You can find La Barraca at The Nacional Hotel de Cuba. The food here is without a question delicious but that's not why this place gets my vote. The piña coladas are simply the best I've had, not only in Cuba but truly ever! Unlike the traditional syrupy sweetness the cocktail is known for, this rendition is a breath of fresh air, made with coconut flakes and topped with a dash of cinnamon and a slice of pineapple. The ocean view coupled with the occasional peacock sighting make it an even sweeter respite from the busy streets outside.
Honorable mentions: La Chucheria, Heladería Coppelia
Things to Do:
FABRICA DE ARTE
It's hard to encompass in only a few words what exactly Fabrica is, other than to say that if you're in Havana it's mandatory that you go! The old factory has been converted into part art gallery, club, cafe, screening room, bar, lounge.. it goes on. You're guaranteed to find something within its many rooms to spark your interest, and to top it off the entrance fee is only 2CUC!

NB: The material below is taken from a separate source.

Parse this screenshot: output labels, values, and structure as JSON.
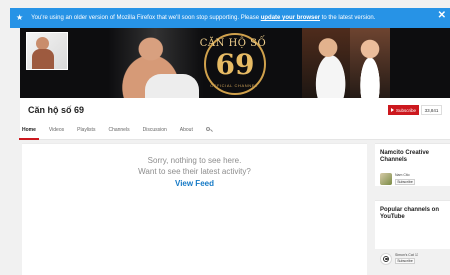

CALLEJON DE HAMEL
Sundays around noon are the best time to head to Callejón de Hamel to catch a glimpse of Cuba's Afro-Carribean culture. The entire street is an outdoor art installation, created by Salvador González, is enlivened by the sounds of live rumba performances, bbq grilling and hoards of people dancing.
Honorable Mentions - La Rampa, Casa de la Musica

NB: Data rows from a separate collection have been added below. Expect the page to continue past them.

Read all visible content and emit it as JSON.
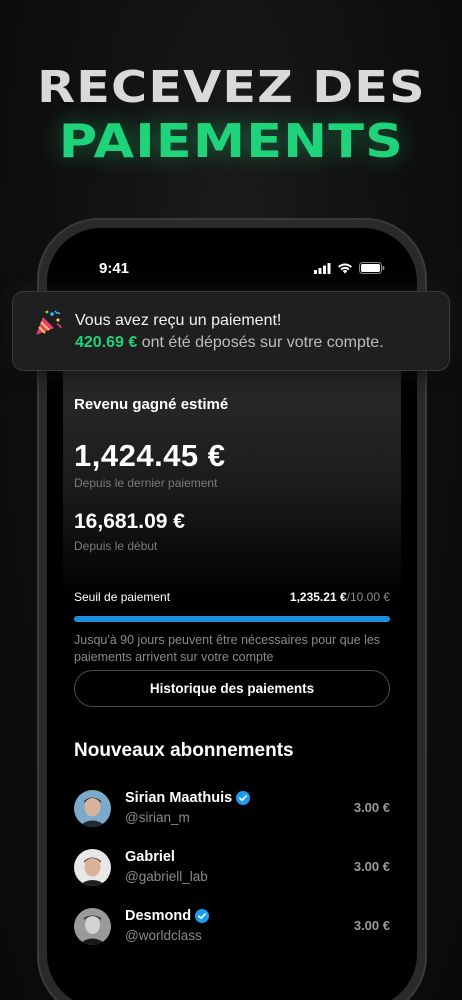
{
  "hero": {
    "line1": "RECEVEZ DES",
    "line2": "PAIEMENTS"
  },
  "status": {
    "time": "9:41"
  },
  "notification": {
    "title": "Vous avez reçu un paiement!",
    "amount": "420.69 €",
    "message": "ont été déposés sur votre compte.",
    "icon": "party-popper-icon"
  },
  "revenue": {
    "title": "Revenu gagné estimé",
    "since_last_amount": "1,424.45 €",
    "since_last_label": "Depuis le dernier paiement",
    "since_start_amount": "16,681.09 €",
    "since_start_label": "Depuis le début"
  },
  "threshold": {
    "label": "Seuil de paiement",
    "current": "1,235.21 €",
    "target": "/10.00 €",
    "progress_fraction": 1.0,
    "note": "Jusqu'à 90 jours peuvent être nécessaires pour que les paiements arrivent sur votre compte"
  },
  "history_button": "Historique des paiements",
  "subscriptions": {
    "title": "Nouveaux abonnements",
    "items": [
      {
        "name": "Sirian Maathuis",
        "handle": "@sirian_m",
        "price": "3.00 €",
        "verified": true
      },
      {
        "name": "Gabriel",
        "handle": "@gabriell_lab",
        "price": "3.00 €",
        "verified": false
      },
      {
        "name": "Desmond",
        "handle": "@worldclass",
        "price": "3.00 €",
        "verified": true
      }
    ]
  },
  "colors": {
    "accent_green": "#1fd37a",
    "progress_blue": "#1d8fe0",
    "verified_blue": "#1d9bf0"
  }
}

Things to Consider
As Cuba is still mostly a cash economy, and many places do not accept credit cards. That being said, its best to bring all the cash you may need with you, and preferably in Euros, as there is a 10% transaction fee for converting American dollars.
There are two currencies in Cuba: The National Peso (CUP) for locals and the Convertible Peso (CUC) for tourist. Though most items will be priced in CUC, it's likely to be the only currency you will have to deal with, it's important to keep in mind when visiting less touristy areas that roughly 24 CUP equal 1 CUC.
To put it plainly, the wifi in Cuba is horrible. On top of that it can only be accessed after purchasing an internet card, and then making your way to one of the several hot spots in the city. Essentially, plan ahead!